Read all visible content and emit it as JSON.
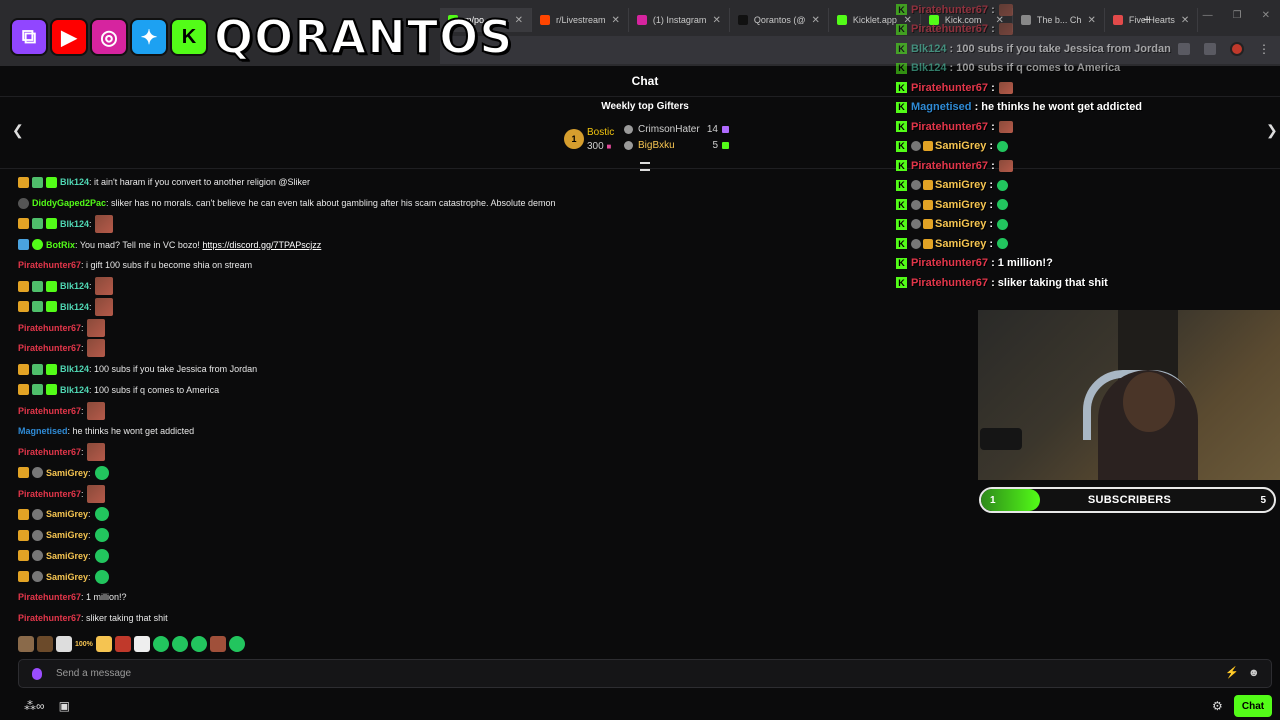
{
  "browser": {
    "tabs": [
      {
        "title": "m/po",
        "active": true,
        "color": "#53fc18"
      },
      {
        "title": "r/Livestream",
        "active": false,
        "color": "#ff4500"
      },
      {
        "title": "(1) Instagram",
        "active": false,
        "color": "#d6249f"
      },
      {
        "title": "Qorantos (@",
        "active": false,
        "color": "#111111"
      },
      {
        "title": "Kicklet.app",
        "active": false,
        "color": "#53fc18"
      },
      {
        "title": "Kick.com",
        "active": false,
        "color": "#53fc18"
      },
      {
        "title": "The b... Ch",
        "active": false,
        "color": "#888888"
      },
      {
        "title": "Five Hearts",
        "active": false,
        "color": "#e24a4a"
      }
    ],
    "new_tab": "+"
  },
  "overlay_logo": {
    "text": "QORANTOS",
    "socials": [
      "twitch-icon",
      "youtube-icon",
      "instagram-icon",
      "twitter-icon",
      "kick-icon"
    ]
  },
  "header": {
    "title": "Chat",
    "gifters_title": "Weekly top Gifters",
    "top_gifter": {
      "rank": "1",
      "name": "Bostic",
      "count": "300"
    },
    "gifters": [
      {
        "name": "CrimsonHater",
        "count": "14",
        "name_color": "#cfcfcf",
        "gift_color": "#b06bff"
      },
      {
        "name": "BigBxku",
        "count": "5",
        "name_color": "#f5c451",
        "gift_color": "#53fc18"
      }
    ]
  },
  "chat": {
    "messages": [
      {
        "user": "Blk124",
        "color": "mint",
        "badges": [
          "crown",
          "sub",
          "gift"
        ],
        "text": ": it ain't haram if you convert to another religion @Sliker"
      },
      {
        "user": "DiddyGaped2Pac",
        "color": "green",
        "badges": [
          "dark"
        ],
        "text": ": sliker has no morals. can't believe he can even talk about gambling after his scam catastrophe. Absolute demon"
      },
      {
        "user": "Blk124",
        "color": "mint",
        "badges": [
          "crown",
          "sub",
          "gift"
        ],
        "text": ":",
        "emote": "img"
      },
      {
        "user": "BotRix",
        "color": "green",
        "badges": [
          "bot",
          "verified"
        ],
        "text": ": You mad? Tell me in VC bozo! ",
        "link": "https://discord.gg/7TPAPscjzz"
      },
      {
        "user": "Piratehunter67",
        "color": "red",
        "badges": [],
        "text": ": i gift 100 subs if u become shia on stream"
      },
      {
        "user": "Blk124",
        "color": "mint",
        "badges": [
          "crown",
          "sub",
          "gift"
        ],
        "text": ":",
        "emote": "img"
      },
      {
        "user": "Blk124",
        "color": "mint",
        "badges": [
          "crown",
          "sub",
          "gift"
        ],
        "text": ":",
        "emote": "img"
      },
      {
        "user": "Piratehunter67",
        "color": "red",
        "badges": [],
        "text": ":",
        "emote": "img"
      },
      {
        "user": "Piratehunter67",
        "color": "red",
        "badges": [],
        "text": ":",
        "emote": "img"
      },
      {
        "user": "Blk124",
        "color": "mint",
        "badges": [
          "crown",
          "sub",
          "gift"
        ],
        "text": ": 100 subs if you take Jessica from Jordan"
      },
      {
        "user": "Blk124",
        "color": "mint",
        "badges": [
          "crown",
          "sub",
          "gift"
        ],
        "text": ": 100 subs if q comes to America"
      },
      {
        "user": "Piratehunter67",
        "color": "red",
        "badges": [],
        "text": ":",
        "emote": "img"
      },
      {
        "user": "Magnetised",
        "color": "blue",
        "badges": [],
        "text": ": he thinks he wont get addicted"
      },
      {
        "user": "Piratehunter67",
        "color": "red",
        "badges": [],
        "text": ":",
        "emote": "img"
      },
      {
        "user": "SamiGrey",
        "color": "gold",
        "badges": [
          "crown",
          "gray"
        ],
        "text": ":",
        "emote": "green"
      },
      {
        "user": "Piratehunter67",
        "color": "red",
        "badges": [],
        "text": ":",
        "emote": "img"
      },
      {
        "user": "SamiGrey",
        "color": "gold",
        "badges": [
          "crown",
          "gray"
        ],
        "text": ":",
        "emote": "green"
      },
      {
        "user": "SamiGrey",
        "color": "gold",
        "badges": [
          "crown",
          "gray"
        ],
        "text": ":",
        "emote": "green"
      },
      {
        "user": "SamiGrey",
        "color": "gold",
        "badges": [
          "crown",
          "gray"
        ],
        "text": ":",
        "emote": "green"
      },
      {
        "user": "SamiGrey",
        "color": "gold",
        "badges": [
          "crown",
          "gray"
        ],
        "text": ":",
        "emote": "green"
      },
      {
        "user": "Piratehunter67",
        "color": "red",
        "badges": [],
        "text": ": 1 million!?"
      },
      {
        "user": "Piratehunter67",
        "color": "red",
        "badges": [],
        "text": ": sliker taking that shit"
      }
    ],
    "emote_bar": [
      "#8a6a4a",
      "#6b4a2a",
      "#dddddd",
      "#f5c451",
      "#c0392b",
      "#eeeeee",
      "#22c55e",
      "#22c55e",
      "#22c55e",
      "#a0503a",
      "#22c55e"
    ],
    "emote_bar_label": "100%",
    "input_placeholder": "Send a message",
    "send_label": "Chat"
  },
  "overlay_chat": [
    {
      "user": "Piratehunter67",
      "color": "#e2364a",
      "text": " :",
      "emote": "img",
      "faded": true
    },
    {
      "user": "Piratehunter67",
      "color": "#e2364a",
      "text": " :",
      "emote": "img",
      "faded": true
    },
    {
      "user": "Blk124",
      "color": "#50d7b4",
      "text": " : 100 subs if you take Jessica from Jordan",
      "faded": true
    },
    {
      "user": "Blk124",
      "color": "#50d7b4",
      "text": " : 100 subs if q comes to America",
      "faded": true
    },
    {
      "user": "Piratehunter67",
      "color": "#e2364a",
      "text": " :",
      "emote": "img"
    },
    {
      "user": "Magnetised",
      "color": "#2f8bd6",
      "text": " : he thinks he wont get addicted"
    },
    {
      "user": "Piratehunter67",
      "color": "#e2364a",
      "text": " :",
      "emote": "img"
    },
    {
      "user": "SamiGrey",
      "color": "#f5c451",
      "text": " :",
      "emote": "green",
      "badges": true
    },
    {
      "user": "Piratehunter67",
      "color": "#e2364a",
      "text": " :",
      "emote": "img"
    },
    {
      "user": "SamiGrey",
      "color": "#f5c451",
      "text": " :",
      "emote": "green",
      "badges": true
    },
    {
      "user": "SamiGrey",
      "color": "#f5c451",
      "text": " :",
      "emote": "green",
      "badges": true
    },
    {
      "user": "SamiGrey",
      "color": "#f5c451",
      "text": " :",
      "emote": "green",
      "badges": true
    },
    {
      "user": "SamiGrey",
      "color": "#f5c451",
      "text": " :",
      "emote": "green",
      "badges": true
    },
    {
      "user": "Piratehunter67",
      "color": "#e2364a",
      "text": " : 1 million!?"
    },
    {
      "user": "Piratehunter67",
      "color": "#e2364a",
      "text": " : sliker taking that shit"
    }
  ],
  "sub_goal": {
    "current": "1",
    "label": "SUBSCRIBERS",
    "target": "5",
    "progress": 0.2
  },
  "colors": {
    "kick_green": "#53fc18",
    "background": "#0b0b0c"
  }
}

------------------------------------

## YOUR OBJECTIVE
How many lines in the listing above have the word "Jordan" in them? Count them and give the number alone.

## ANSWER AREA
2